(Reuters) – Insurance companies are dealing $ 15 to $ 30 billion in damage from Hurricane Ida, but the figure could jump higher, in part due to pandemic prices that have pushed up the cost of timber and labor to rebuild, insurance experts said Monday. .
The comprehensive estimates, based on models tracking the severity and path of the storm, are likely to still be less than $ 87 billion in claims from Hurricane Katrina, when adjusted for inflation, experts said.
Insurance companies with significant exposure include Allstate Corp., Progressive Corp., FedNat, Chubb Ltd., American International Group Inc., Travelers Cos. Inc. and The Hartford, according to Piper Sandler analyst Paul Newsome.
Ida was about a category weaker than Katrina was when it landed 1
"Wind damage may be more visible, but you do not know the extent of the water damage until you can actually inspect," says Anne Wilson, real estate expert for America at Swiss Re AG. "You have to get your eyes on the ground."
Homeowners flood insurance costs will be largely covered by the US National Flood Insurance Program, administered by the Federal Emergency Management Agency.  However, commercial policy will face demands for direct physical damage and also business disruptions and supply chain disruptions that spread outside the disaster area, says Robert O & # 39; Brien, CEO of Marsh & McLennan Cos. Inc.
With power outages, floods, harmless roads and other obstacles, production can be interrupted for several weeks and can generate conditional claims from remote companies that cannot receive supplies from or sell products to companies. nies affected by the storm.
"The parties involved can be anywhere," said O & # 39; Brien. "A local event can spread all over the world."
Ida is also likely to renew efforts to address problems with the NFIP, which was launched more than 50 years ago and has $ 20.5 billion in debt because premiums are too low to cover claims costs, Craig said.
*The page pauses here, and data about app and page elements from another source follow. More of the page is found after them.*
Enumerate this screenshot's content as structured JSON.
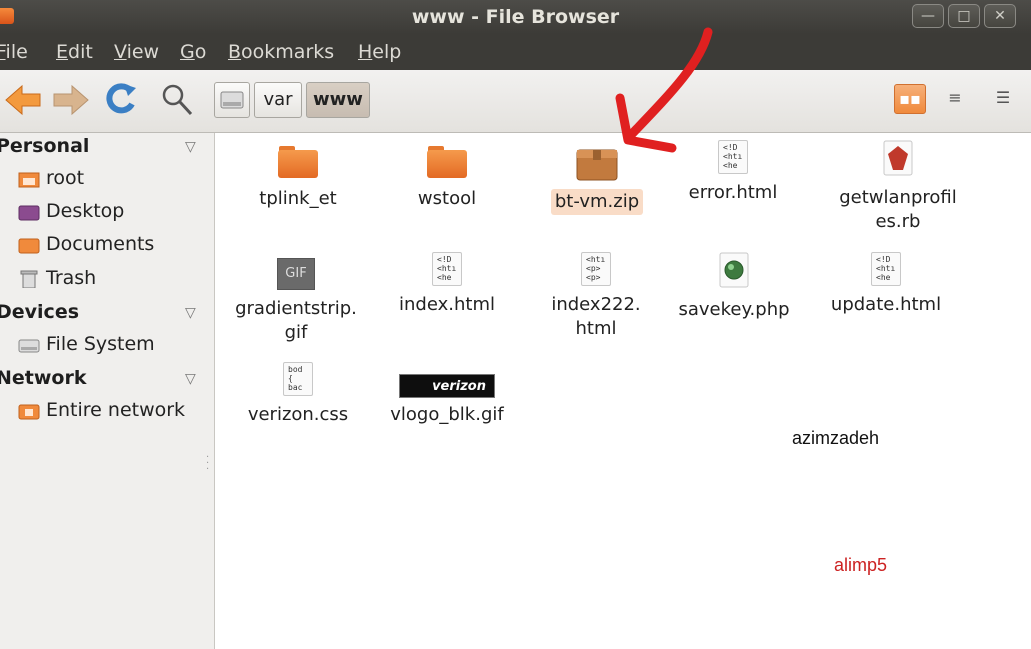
{
  "window": {
    "title": "www - File Browser",
    "minimize": "—",
    "maximize": "□",
    "close": "✕"
  },
  "menu": [
    {
      "label": "File",
      "accel": "F",
      "rest": "ile"
    },
    {
      "label": "Edit",
      "accel": "E",
      "rest": "dit"
    },
    {
      "label": "View",
      "accel": "V",
      "rest": "iew"
    },
    {
      "label": "Go",
      "accel": "G",
      "rest": "o"
    },
    {
      "label": "Bookmarks",
      "accel": "B",
      "rest": "ookmarks"
    },
    {
      "label": "Help",
      "accel": "H",
      "rest": "elp"
    }
  ],
  "toolbar": {
    "back_icon": "back-arrow-icon",
    "forward_icon": "forward-arrow-icon",
    "reload_icon": "reload-icon",
    "search_icon": "search-icon",
    "path": [
      "var",
      "www"
    ],
    "views": [
      "icon-view",
      "list-view",
      "compact-view"
    ]
  },
  "sidebar": {
    "sections": [
      {
        "title": "Personal",
        "items": [
          "root",
          "Desktop",
          "Documents",
          "Trash"
        ]
      },
      {
        "title": "Devices",
        "items": [
          "File System"
        ]
      },
      {
        "title": "Network",
        "items": [
          "Entire network"
        ]
      }
    ]
  },
  "files": [
    {
      "name": "tplink_et",
      "type": "folder"
    },
    {
      "name": "wstool",
      "type": "folder"
    },
    {
      "name": "bt-vm.zip",
      "type": "archive",
      "selected": true
    },
    {
      "name": "error.html",
      "type": "html"
    },
    {
      "name": "getwlanprofil",
      "name2": "es.rb",
      "type": "ruby"
    },
    {
      "name": "gradientstrip.",
      "name2": "gif",
      "type": "gif",
      "thumb": "GIF"
    },
    {
      "name": "index.html",
      "type": "html"
    },
    {
      "name": "index222.",
      "name2": "html",
      "type": "html"
    },
    {
      "name": "savekey.php",
      "type": "php"
    },
    {
      "name": "update.html",
      "type": "html"
    },
    {
      "name": "verizon.css",
      "type": "css"
    },
    {
      "name": "vlogo_blk.gif",
      "type": "gif-logo",
      "thumb": "verizon"
    }
  ],
  "annotations": [
    {
      "text": "azimzadeh",
      "color": "#111111"
    },
    {
      "text": "alimp5",
      "color": "#cc2222"
    }
  ],
  "colors": {
    "accent": "#f08a3c",
    "arrow": "#e02020",
    "titlebar": "#3c3b37"
  }
}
Poulton, CEO of Poulton Associates, which administers floods and other insurance.
"This incident will serve as a reminder of how severe storms can be," he said.